"The way we got out in front of this is [we sent] every company we did business with a letter in advance notifying them that on a certain date we'd go live checking IDs. We also posted it 30 days in advance at each of our [facility] entrance points, reminding them they were were going to implement this," he said, adding that Harris Teeter has taken the procedure one step further.

"I'm not recommending this, and this was not part of the FMI recommendations. This is just something Harris Teeter elected to do," he continued. "We literally put photocopy machines into the guard shacks, so not only are we taking the driver's license from individuals, but we're actually photocopying them. Obviously, as a business, it is our responsibility to secure that information, and we do have a process in place to secure it and then limit access. And this was all done under the premise that, in the event an incident or a problem occurred at one of our facilities, we would be able to go back and not only find out who came into the facility, but have a photo ID of who that individual was."

The precautions extend to the perimeter of the properties, too, where fence lines were increased to 7 feet, and a turnstile gate with card-swipe entry was added.

For trucks, there was new emphasis on locking trailers and placing electronic security devices on them that would indicate if the seal was broken.
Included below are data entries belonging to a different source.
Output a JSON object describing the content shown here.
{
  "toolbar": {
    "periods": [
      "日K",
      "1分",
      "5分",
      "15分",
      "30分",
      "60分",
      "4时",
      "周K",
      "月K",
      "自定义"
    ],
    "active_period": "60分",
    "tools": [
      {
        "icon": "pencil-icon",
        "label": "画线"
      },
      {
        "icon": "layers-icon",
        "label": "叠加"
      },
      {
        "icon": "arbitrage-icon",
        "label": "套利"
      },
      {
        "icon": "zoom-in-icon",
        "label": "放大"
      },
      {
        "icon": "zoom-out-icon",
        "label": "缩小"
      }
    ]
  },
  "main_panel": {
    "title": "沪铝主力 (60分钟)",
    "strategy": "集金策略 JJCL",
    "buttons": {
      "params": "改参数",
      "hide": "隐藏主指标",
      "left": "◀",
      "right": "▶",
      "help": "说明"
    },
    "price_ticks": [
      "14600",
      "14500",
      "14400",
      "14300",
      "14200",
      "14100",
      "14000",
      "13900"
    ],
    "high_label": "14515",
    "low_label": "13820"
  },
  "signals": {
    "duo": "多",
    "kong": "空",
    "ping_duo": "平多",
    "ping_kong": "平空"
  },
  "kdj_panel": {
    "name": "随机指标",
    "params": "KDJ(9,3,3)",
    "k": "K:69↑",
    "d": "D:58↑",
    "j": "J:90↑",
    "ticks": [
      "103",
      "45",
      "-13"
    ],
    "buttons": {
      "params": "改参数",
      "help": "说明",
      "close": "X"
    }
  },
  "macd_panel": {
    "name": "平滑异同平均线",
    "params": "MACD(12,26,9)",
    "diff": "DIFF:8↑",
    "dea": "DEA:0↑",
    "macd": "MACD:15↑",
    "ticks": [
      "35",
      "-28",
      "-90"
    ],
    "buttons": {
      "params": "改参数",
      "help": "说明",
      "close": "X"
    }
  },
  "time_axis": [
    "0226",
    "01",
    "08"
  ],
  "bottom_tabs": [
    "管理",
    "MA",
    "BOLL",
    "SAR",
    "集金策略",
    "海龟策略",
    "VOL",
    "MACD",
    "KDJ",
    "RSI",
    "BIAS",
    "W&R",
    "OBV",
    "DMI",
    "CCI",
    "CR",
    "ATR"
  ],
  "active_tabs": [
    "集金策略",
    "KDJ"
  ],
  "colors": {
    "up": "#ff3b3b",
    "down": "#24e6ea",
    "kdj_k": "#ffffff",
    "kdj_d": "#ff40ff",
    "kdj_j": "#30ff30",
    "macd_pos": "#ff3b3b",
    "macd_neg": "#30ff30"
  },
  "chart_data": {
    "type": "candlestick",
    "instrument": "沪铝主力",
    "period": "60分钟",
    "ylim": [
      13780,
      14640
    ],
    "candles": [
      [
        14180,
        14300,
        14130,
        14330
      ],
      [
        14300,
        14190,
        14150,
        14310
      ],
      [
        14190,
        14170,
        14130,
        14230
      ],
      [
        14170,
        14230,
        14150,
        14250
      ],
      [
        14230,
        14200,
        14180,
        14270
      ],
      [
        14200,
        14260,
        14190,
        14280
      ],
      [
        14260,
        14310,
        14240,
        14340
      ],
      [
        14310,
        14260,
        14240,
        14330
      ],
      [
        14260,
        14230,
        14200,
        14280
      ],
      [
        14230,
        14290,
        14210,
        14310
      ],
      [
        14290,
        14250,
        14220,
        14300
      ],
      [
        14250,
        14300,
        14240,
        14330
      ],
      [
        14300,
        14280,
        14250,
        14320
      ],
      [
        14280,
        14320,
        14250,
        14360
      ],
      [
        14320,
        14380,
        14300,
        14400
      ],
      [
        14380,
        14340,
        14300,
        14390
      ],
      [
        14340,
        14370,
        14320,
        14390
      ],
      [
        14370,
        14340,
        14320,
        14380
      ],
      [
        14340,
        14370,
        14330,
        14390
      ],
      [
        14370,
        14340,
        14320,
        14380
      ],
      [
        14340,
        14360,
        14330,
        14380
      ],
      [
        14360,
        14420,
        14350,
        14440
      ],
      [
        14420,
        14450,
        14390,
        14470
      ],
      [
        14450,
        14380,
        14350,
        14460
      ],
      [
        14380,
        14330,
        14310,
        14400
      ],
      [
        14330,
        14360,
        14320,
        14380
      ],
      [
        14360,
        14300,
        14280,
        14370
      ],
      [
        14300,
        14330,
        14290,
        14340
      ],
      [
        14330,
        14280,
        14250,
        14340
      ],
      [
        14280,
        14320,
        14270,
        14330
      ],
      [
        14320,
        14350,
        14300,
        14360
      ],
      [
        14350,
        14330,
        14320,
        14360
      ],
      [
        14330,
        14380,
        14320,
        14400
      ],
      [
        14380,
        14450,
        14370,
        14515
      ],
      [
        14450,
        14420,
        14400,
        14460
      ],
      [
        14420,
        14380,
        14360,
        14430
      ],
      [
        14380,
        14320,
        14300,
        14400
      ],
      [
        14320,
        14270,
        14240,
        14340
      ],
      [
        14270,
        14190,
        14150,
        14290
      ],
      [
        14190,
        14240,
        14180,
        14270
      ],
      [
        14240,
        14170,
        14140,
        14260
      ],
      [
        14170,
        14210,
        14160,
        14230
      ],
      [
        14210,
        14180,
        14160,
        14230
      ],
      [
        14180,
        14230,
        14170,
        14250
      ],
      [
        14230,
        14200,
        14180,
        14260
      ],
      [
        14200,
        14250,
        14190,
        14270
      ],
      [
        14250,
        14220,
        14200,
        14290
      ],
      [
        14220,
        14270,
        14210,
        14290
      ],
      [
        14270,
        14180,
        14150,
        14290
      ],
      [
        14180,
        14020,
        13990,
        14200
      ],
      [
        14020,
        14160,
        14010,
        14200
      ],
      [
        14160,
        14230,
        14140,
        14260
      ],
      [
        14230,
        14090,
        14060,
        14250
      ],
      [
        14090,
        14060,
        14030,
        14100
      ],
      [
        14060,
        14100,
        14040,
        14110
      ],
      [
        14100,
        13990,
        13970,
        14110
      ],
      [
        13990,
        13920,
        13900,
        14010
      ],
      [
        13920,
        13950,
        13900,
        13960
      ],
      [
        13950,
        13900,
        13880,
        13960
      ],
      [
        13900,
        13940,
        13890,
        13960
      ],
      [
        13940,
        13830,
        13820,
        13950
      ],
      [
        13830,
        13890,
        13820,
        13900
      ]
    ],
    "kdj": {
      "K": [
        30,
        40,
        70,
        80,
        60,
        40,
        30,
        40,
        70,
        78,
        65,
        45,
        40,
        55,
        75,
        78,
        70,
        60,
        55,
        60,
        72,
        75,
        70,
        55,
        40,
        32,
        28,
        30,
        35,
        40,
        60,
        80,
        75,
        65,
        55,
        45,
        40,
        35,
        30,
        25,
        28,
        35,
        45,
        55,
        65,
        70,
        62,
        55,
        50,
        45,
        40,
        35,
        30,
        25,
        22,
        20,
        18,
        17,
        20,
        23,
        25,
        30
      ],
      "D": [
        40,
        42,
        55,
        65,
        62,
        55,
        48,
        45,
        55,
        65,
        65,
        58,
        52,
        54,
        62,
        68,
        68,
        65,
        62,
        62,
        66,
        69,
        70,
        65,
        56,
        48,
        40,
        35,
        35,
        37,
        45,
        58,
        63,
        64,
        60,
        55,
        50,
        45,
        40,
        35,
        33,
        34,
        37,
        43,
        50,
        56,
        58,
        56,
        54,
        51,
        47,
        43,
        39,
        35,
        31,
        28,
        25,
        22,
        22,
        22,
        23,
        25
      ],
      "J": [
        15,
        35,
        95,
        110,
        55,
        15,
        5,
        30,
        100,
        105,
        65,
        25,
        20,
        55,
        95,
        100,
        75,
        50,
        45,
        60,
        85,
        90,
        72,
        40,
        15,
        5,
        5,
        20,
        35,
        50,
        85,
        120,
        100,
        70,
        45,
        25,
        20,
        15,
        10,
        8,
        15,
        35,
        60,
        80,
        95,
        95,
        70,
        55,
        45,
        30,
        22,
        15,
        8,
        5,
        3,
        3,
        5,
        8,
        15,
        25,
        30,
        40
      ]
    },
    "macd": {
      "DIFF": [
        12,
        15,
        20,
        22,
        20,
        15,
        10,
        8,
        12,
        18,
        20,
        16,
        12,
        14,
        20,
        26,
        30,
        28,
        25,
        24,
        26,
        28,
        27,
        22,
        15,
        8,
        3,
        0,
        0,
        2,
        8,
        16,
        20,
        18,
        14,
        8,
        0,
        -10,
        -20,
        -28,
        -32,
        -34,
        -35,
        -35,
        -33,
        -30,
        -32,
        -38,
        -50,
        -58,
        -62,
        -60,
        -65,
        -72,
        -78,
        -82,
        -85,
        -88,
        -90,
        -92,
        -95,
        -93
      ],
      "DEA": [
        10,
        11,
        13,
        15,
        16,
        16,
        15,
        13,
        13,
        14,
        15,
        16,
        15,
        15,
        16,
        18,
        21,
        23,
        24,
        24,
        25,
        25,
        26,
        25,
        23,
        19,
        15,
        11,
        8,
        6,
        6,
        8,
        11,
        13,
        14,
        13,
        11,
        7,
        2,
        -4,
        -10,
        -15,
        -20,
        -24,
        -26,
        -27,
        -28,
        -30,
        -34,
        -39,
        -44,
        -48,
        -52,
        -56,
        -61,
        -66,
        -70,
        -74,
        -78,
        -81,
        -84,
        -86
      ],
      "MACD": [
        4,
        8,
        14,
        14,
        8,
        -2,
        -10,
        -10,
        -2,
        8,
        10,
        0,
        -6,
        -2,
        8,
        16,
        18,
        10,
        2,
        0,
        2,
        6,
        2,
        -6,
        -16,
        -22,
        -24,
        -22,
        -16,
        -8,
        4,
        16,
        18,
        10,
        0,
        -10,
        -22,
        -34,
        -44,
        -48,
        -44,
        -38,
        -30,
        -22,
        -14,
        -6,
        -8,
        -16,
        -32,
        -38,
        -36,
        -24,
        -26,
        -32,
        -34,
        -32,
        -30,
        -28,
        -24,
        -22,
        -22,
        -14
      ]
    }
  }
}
"What was almost shocking to me was the number of companies that don't lock their trailers and ultimately use seal systems," said Faketty. "Or, of those that do have systems, don't have a managed process to track if seals are broken."

Careful review of stores revealed they, too, could be vulnerable.

For example, a number of the units did not have alarm contacts on the roof hatches, even though they provided access to compressor rooms. Contractors working on rooftop HVAC systems were also not required to show identification or sign in and out.

"We require contractors to sign in and produce identification, any time they're in our stores now. That's a direct result of 9/11," Faketty said.

In-store, a single person is now assigned to open all mail and is trained to look for suspicious letters or packages. And any customer returning a product to the store for exchange or refund must present identification.

One of the biggest changes has been the pace and scope of installing closed-circuit digital television systems in key areas, which will eventually include perishables. Faketty noted the retailer had been placing CCTV well before 9/11 to address a separate issue -- inventory-shortage reduction. But the network now plays the additional role of monitoring for security-related breaches.

Operationally, the state-of-the-art technology is an advance over videotape in that it provides stable images, makes excellent photos and transmits well.

"Out of the 148 stores we have right now, we are up to 40 stores where we've installed digital, with another 40 stores ready to launch within 30 days," Faketty said.

Some stores have as many as 32 cameras mounted in critical areas, such as the front door and over each checkout. Customers can see the difference as well, since large public-view monitors are suspended from the ceiling with signage that reads: "Because we care. Closed-circuit television has been installed to enhance the security and safety of our associates and customers."

Background tests of potential employees are also an important component of Harris Teeter's security strategy. Faketty said that a pre-employment questionnaire tested in 30 stores revealed that not all of the 924 applicants interviewed and thought qualified, based on traditional interviews and reference checks, were entitled to work for the retailer.

The test results stated that 71% could be recommended, and 7% qualified. Yet 22% were not recommended for various reasons, he said.

"Sixty-nine of the applicants admitted [on the exam] to stealing merchandise totaling over $7,000; 38 of them admitted theft of money totaling $4,000; 28 admitted to taking something without paying for it; 17 admitted to committing a crime; and 15 actually admitted to being convicted of a crime," said Faketty.